▸ **ASSIGNED TASK**: In the entries below, count each line holding the word "value". Answer with the total alone.

[Excerpts from an interface dataset]

Start of Block

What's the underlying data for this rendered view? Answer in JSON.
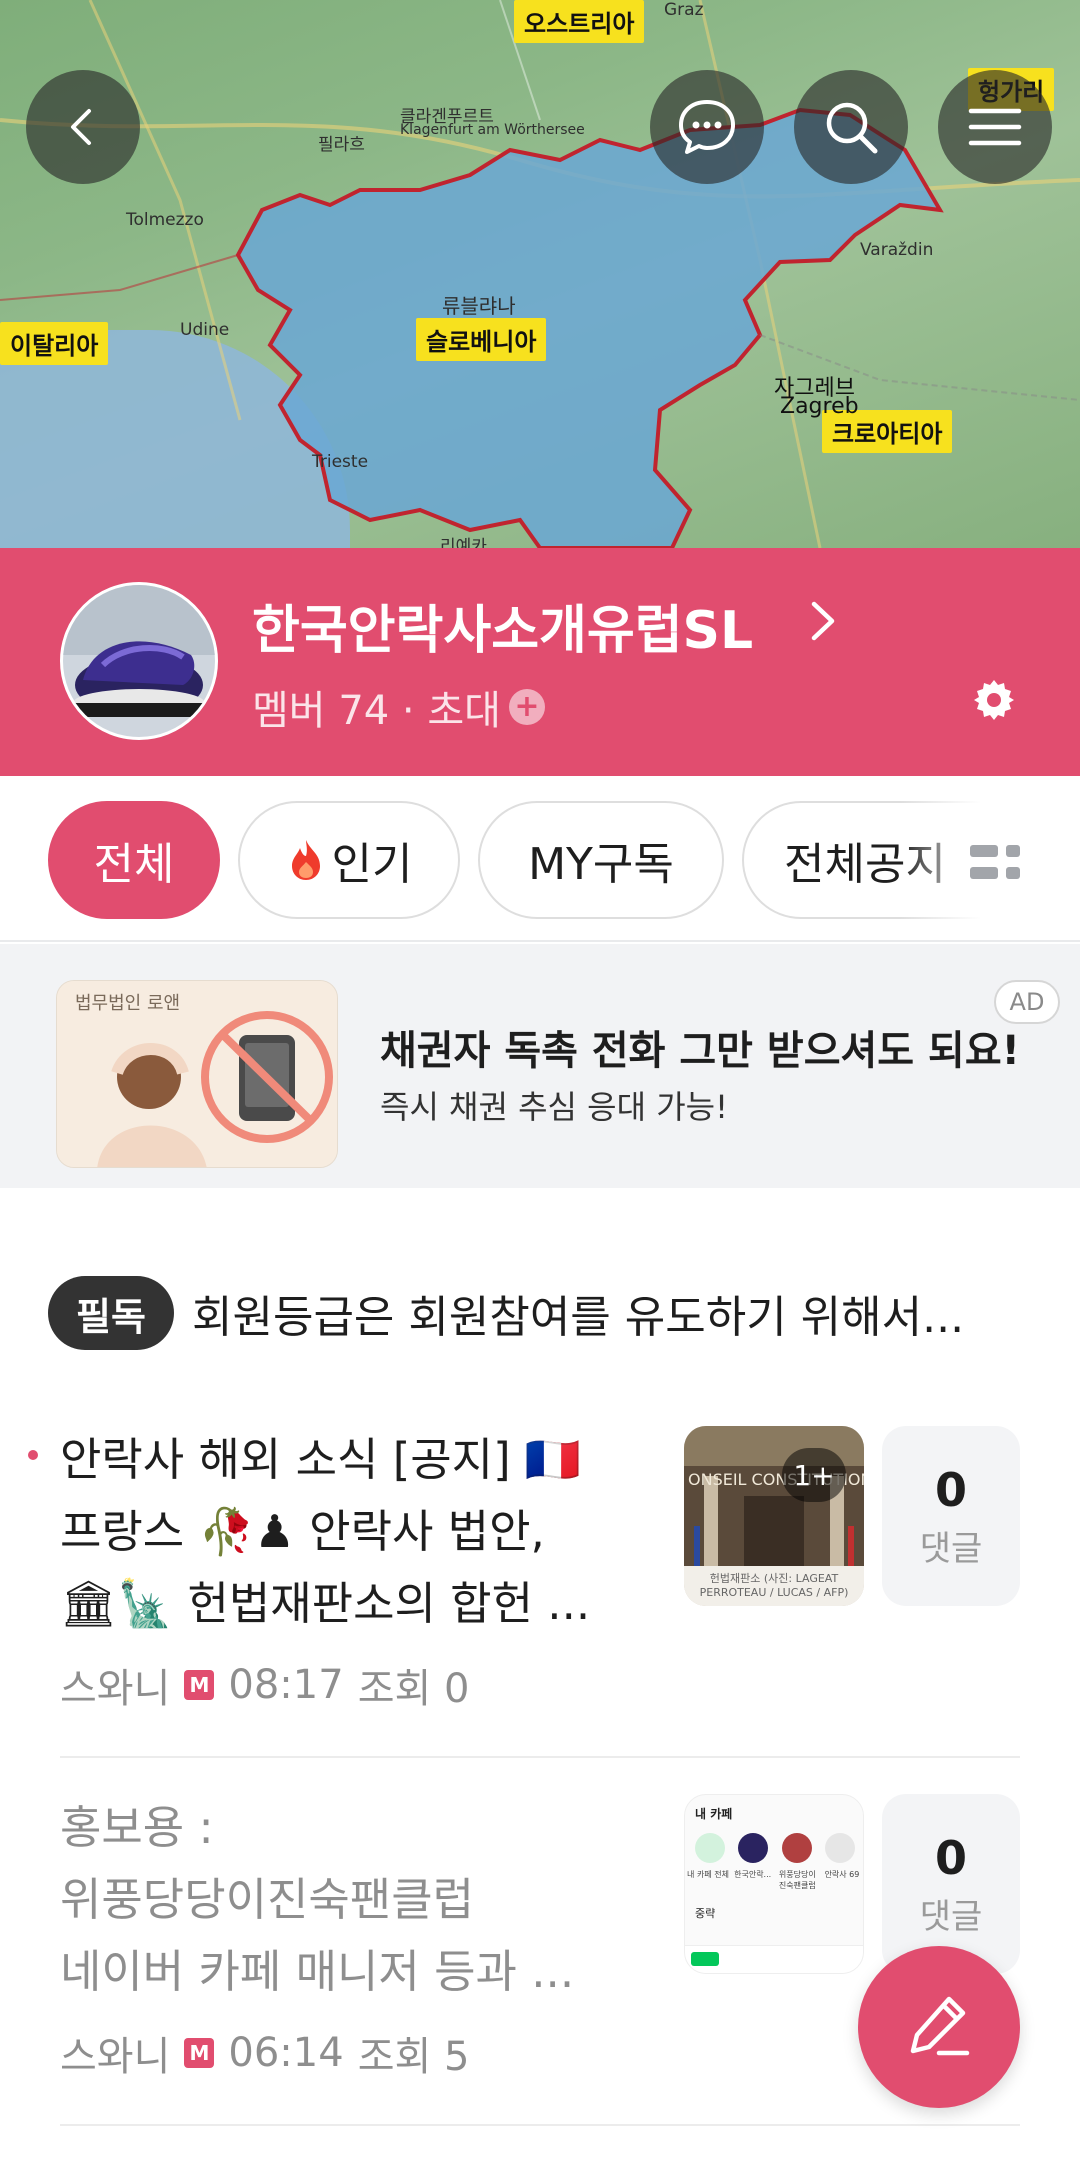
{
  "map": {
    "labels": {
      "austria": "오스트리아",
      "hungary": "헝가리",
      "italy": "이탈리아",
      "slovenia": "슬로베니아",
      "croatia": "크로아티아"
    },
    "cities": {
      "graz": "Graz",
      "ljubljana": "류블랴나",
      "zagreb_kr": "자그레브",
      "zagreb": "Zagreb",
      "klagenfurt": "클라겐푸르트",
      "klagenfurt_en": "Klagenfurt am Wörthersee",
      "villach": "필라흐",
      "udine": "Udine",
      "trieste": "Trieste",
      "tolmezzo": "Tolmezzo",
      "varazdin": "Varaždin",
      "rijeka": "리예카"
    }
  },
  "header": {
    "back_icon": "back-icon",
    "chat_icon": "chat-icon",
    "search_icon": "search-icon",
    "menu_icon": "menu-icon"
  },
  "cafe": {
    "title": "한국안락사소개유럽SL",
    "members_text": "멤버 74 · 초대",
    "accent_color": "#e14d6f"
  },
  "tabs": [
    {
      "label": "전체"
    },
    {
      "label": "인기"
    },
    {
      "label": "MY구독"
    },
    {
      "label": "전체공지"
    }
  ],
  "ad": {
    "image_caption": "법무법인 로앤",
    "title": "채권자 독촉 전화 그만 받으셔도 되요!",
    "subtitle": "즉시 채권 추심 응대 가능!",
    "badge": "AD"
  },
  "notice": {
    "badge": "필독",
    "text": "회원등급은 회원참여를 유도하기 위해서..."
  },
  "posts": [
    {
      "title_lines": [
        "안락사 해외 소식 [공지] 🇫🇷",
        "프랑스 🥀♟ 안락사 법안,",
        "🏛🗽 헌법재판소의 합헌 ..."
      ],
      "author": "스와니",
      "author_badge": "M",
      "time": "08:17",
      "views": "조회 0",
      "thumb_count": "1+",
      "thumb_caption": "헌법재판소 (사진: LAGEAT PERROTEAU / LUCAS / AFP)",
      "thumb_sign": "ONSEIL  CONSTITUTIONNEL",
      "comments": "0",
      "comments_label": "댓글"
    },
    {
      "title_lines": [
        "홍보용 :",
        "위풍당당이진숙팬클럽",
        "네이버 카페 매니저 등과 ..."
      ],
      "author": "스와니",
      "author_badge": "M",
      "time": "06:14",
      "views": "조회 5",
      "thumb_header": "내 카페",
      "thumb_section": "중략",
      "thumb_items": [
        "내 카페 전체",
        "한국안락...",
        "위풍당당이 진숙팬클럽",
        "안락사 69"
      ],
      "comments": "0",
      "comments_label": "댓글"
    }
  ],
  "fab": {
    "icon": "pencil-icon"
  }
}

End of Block
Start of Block

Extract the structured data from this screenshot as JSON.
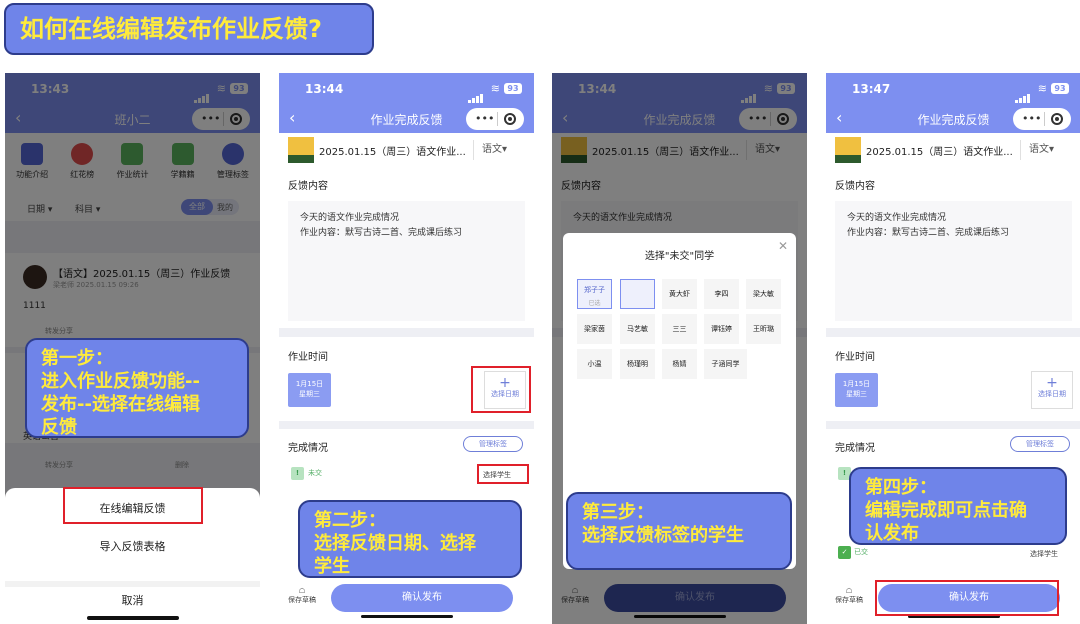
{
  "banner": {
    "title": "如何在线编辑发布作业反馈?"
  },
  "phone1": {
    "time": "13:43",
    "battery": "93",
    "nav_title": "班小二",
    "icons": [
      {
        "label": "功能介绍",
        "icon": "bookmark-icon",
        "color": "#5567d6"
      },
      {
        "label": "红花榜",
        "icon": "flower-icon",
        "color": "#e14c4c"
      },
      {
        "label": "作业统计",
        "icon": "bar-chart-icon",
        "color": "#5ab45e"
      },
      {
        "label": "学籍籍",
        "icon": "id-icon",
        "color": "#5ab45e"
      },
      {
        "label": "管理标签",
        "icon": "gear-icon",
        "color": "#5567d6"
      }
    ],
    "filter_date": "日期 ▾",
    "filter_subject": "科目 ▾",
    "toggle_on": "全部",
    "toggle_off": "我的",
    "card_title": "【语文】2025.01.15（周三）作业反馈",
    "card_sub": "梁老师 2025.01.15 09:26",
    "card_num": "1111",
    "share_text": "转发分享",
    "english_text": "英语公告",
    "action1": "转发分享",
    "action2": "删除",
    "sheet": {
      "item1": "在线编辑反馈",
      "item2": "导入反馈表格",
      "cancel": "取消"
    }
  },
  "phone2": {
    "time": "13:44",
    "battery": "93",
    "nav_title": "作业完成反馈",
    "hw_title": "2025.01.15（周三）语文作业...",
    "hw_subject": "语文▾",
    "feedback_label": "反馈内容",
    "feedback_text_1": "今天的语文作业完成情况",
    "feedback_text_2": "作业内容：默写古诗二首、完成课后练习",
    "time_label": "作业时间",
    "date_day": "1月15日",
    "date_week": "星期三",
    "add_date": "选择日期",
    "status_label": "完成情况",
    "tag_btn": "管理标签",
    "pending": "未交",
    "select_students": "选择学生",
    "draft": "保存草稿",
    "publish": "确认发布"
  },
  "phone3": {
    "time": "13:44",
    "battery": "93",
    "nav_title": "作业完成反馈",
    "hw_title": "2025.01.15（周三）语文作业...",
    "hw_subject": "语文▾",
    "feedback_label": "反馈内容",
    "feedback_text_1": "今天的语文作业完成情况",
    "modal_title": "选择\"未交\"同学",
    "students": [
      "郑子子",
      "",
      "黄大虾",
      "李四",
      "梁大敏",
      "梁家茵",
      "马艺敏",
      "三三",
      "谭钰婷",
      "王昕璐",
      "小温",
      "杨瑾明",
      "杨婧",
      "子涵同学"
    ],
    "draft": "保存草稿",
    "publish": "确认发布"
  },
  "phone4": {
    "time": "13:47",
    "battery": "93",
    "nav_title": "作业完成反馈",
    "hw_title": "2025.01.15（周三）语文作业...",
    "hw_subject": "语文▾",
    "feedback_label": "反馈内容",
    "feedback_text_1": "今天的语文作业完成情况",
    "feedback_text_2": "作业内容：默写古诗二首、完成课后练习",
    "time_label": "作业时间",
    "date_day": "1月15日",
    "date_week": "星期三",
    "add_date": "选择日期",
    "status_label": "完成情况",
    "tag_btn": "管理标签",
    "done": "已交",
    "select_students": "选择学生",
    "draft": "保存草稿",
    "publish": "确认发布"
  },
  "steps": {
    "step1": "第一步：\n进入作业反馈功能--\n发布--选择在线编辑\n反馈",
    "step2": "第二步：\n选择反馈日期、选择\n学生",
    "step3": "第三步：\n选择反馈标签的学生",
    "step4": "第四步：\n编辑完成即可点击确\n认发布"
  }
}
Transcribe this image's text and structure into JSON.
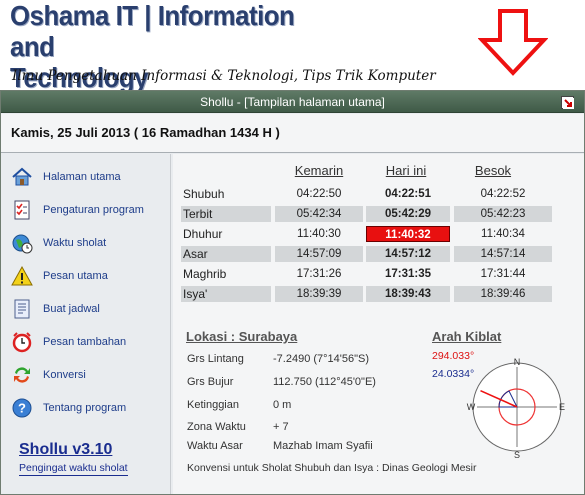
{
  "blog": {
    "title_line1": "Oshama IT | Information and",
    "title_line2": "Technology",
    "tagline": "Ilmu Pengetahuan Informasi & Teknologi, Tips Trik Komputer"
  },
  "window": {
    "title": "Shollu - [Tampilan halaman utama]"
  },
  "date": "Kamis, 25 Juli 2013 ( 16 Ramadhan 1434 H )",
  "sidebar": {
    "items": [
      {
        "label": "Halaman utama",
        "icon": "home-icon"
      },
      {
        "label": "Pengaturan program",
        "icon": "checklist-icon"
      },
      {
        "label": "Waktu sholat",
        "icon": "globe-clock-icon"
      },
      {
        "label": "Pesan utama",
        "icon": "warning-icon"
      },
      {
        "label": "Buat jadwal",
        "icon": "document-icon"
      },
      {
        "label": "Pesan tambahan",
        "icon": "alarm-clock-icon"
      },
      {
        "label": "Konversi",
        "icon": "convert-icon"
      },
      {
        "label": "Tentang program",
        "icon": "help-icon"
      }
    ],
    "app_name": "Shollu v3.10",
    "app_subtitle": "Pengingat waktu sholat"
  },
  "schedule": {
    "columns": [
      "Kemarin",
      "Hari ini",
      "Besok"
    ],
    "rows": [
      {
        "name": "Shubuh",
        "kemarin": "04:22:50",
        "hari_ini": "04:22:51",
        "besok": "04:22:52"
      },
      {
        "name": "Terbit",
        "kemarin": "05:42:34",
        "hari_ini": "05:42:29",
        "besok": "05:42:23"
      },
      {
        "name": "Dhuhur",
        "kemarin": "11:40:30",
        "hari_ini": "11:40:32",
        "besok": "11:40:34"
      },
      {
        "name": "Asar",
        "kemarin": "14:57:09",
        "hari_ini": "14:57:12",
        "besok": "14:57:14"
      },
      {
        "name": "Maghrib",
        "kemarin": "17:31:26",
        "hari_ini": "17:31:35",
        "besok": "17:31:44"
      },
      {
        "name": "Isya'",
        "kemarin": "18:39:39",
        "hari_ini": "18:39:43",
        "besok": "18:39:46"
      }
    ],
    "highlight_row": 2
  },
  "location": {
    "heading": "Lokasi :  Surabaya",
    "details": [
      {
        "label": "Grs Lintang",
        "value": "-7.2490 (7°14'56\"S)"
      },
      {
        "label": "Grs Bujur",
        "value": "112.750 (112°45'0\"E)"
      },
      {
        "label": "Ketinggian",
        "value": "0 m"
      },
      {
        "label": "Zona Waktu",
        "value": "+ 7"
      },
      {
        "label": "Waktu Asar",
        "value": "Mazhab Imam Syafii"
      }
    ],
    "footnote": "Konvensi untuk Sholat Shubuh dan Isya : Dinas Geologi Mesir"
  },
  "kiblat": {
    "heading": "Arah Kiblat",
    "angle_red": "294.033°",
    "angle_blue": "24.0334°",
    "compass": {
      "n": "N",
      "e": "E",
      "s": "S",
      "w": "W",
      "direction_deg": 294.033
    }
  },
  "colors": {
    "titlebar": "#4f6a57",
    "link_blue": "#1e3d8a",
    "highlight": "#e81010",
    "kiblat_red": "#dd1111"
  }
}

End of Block

▸ **FINISHED TASK**: 5